Clearly the ethos works. Beth is a bright, articulate young woman – character traits she says are owed to her time at Cherrytree.
“I feel more confident in myself – and I can cook now!” she says. “I had a lot of problems before I came here which affected the way I was. I didn’t really use my imagination, whereas now I do. I’d spend all day doing nothing before, and I also dropped out of college, but here the staff encourage us to go out and do stuff. I’ve even joined a gardeners’ club.”
Beth has ambitions for the future. “I want to open my own corner shop and next week I start a City and Guilds course in health and safety and I’ll be doing a work placement as well.”

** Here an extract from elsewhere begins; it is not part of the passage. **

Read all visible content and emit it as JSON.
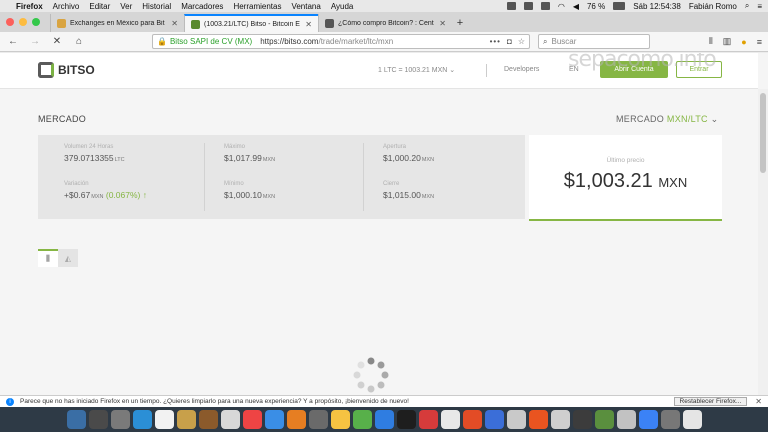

Fellow resident Mia Winfrow, 16, from Gleadless, who moved in to Cherrytree after leaving home, has goals too – in September she’ll be starting a hair and beauty course at college.
Mia and Beth’s potential futures are much different to those of the children Cherrytree was looking after more than 100 years ago.
One former resident, Annie Fletcher, was admitted to Cherrytree in 1896 after losing both her parents in 1895. She left the orphanage in 1907 at the age of 17 and moved into domestic service in Nether Edge.
“The old records are fascinating to look at and show how much the charity has changed – it was very common for girls to move into domestic service back then, much different to how it is today,” says Chris.
Today the backgrounds of the charity’s residents are hugely varied. “Everyone’s pasts are so different here and some of them, like Beth and Mia, are really willing to engage,” says Chris.
His target is to have 85 per cent of Cherrytree residents move on ‘positively’ – either back to their families or into social housing to live independently.
And, judging from Beth and Mia’s attitudes, the charity’s is not doing a bad job. But the most important issue for the vulnerable young people is summed up in three words from Beth: “I feel safe.”
Cherrytree was founded in 1863 but ceased to operate as an orphanage in the 1960s.
The charity is funded by Sheffield Council’s Independent Housing department.
Residents are asked to sign a licence agreement before they start living at Cherrytree’s Granville Road or Totley residences, outlining rules such as the prohibition of drugs and alcohol on the premises.
Early records highlight how young people’s lives have changed in Sheffield over the past century. Most orphaned girls leaving Cherrytree in the late 19th century moved into domestic service. Most boys moved into the steel industry as apprentices.
The average stay at Cherrytree for a young person today is six to nine months.